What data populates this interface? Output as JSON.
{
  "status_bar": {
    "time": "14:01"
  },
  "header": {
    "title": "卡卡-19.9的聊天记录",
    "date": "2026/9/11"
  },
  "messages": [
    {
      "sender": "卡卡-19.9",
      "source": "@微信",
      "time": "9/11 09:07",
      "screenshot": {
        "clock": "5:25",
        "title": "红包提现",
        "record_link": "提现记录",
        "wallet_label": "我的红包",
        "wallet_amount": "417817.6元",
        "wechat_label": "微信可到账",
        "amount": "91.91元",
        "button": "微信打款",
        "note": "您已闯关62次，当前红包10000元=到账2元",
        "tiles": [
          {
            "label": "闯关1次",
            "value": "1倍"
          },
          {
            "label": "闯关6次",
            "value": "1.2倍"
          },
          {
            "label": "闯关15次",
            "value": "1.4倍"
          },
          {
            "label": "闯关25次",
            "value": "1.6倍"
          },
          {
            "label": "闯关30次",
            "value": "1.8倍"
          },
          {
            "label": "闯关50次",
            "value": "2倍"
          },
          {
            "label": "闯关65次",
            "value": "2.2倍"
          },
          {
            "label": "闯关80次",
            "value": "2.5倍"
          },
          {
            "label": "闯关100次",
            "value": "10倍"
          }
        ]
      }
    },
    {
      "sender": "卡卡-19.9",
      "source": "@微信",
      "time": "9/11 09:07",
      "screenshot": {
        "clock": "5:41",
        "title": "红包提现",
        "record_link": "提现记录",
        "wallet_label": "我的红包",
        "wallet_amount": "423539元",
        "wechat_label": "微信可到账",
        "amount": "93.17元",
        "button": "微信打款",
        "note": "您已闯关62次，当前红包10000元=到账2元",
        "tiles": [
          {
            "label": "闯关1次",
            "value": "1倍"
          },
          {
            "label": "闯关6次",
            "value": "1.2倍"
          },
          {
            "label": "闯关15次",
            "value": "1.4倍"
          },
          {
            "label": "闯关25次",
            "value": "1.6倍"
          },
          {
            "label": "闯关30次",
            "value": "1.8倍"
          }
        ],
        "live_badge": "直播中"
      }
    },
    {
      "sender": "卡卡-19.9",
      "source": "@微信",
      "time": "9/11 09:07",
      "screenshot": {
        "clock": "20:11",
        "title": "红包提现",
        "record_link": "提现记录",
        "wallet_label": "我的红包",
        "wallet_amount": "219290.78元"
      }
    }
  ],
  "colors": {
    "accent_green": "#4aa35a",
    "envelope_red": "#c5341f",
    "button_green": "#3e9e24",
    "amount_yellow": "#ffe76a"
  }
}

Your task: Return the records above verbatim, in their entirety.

Response below:
What data populates this interface? Output as JSON.
{
  "status_bar": {
    "time": "14:01"
  },
  "header": {
    "title": "卡卡-19.9的聊天记录",
    "date": "2026/9/11"
  },
  "messages": [
    {
      "sender": "卡卡-19.9",
      "source": "@微信",
      "time": "9/11 09:07",
      "screenshot": {
        "clock": "5:25",
        "title": "红包提现",
        "record_link": "提现记录",
        "wallet_label": "我的红包",
        "wallet_amount": "417817.6元",
        "wechat_label": "微信可到账",
        "amount": "91.91元",
        "button": "微信打款",
        "note": "您已闯关62次，当前红包10000元=到账2元",
        "tiles": [
          {
            "label": "闯关1次",
            "value": "1倍"
          },
          {
            "label": "闯关6次",
            "value": "1.2倍"
          },
          {
            "label": "闯关15次",
            "value": "1.4倍"
          },
          {
            "label": "闯关25次",
            "value": "1.6倍"
          },
          {
            "label": "闯关30次",
            "value": "1.8倍"
          },
          {
            "label": "闯关50次",
            "value": "2倍"
          },
          {
            "label": "闯关65次",
            "value": "2.2倍"
          },
          {
            "label": "闯关80次",
            "value": "2.5倍"
          },
          {
            "label": "闯关100次",
            "value": "10倍"
          }
        ]
      }
    },
    {
      "sender": "卡卡-19.9",
      "source": "@微信",
      "time": "9/11 09:07",
      "screenshot": {
        "clock": "5:41",
        "title": "红包提现",
        "record_link": "提现记录",
        "wallet_label": "我的红包",
        "wallet_amount": "423539元",
        "wechat_label": "微信可到账",
        "amount": "93.17元",
        "button": "微信打款",
        "note": "您已闯关62次，当前红包10000元=到账2元",
        "tiles": [
          {
            "label": "闯关1次",
            "value": "1倍"
          },
          {
            "label": "闯关6次",
            "value": "1.2倍"
          },
          {
            "label": "闯关15次",
            "value": "1.4倍"
          },
          {
            "label": "闯关25次",
            "value": "1.6倍"
          },
          {
            "label": "闯关30次",
            "value": "1.8倍"
          }
        ],
        "live_badge": "直播中"
      }
    },
    {
      "sender": "卡卡-19.9",
      "source": "@微信",
      "time": "9/11 09:07",
      "screenshot": {
        "clock": "20:11",
        "title": "红包提现",
        "record_link": "提现记录",
        "wallet_label": "我的红包",
        "wallet_amount": "219290.78元"
      }
    }
  ],
  "colors": {
    "accent_green": "#4aa35a",
    "envelope_red": "#c5341f",
    "button_green": "#3e9e24",
    "amount_yellow": "#ffe76a"
  }
}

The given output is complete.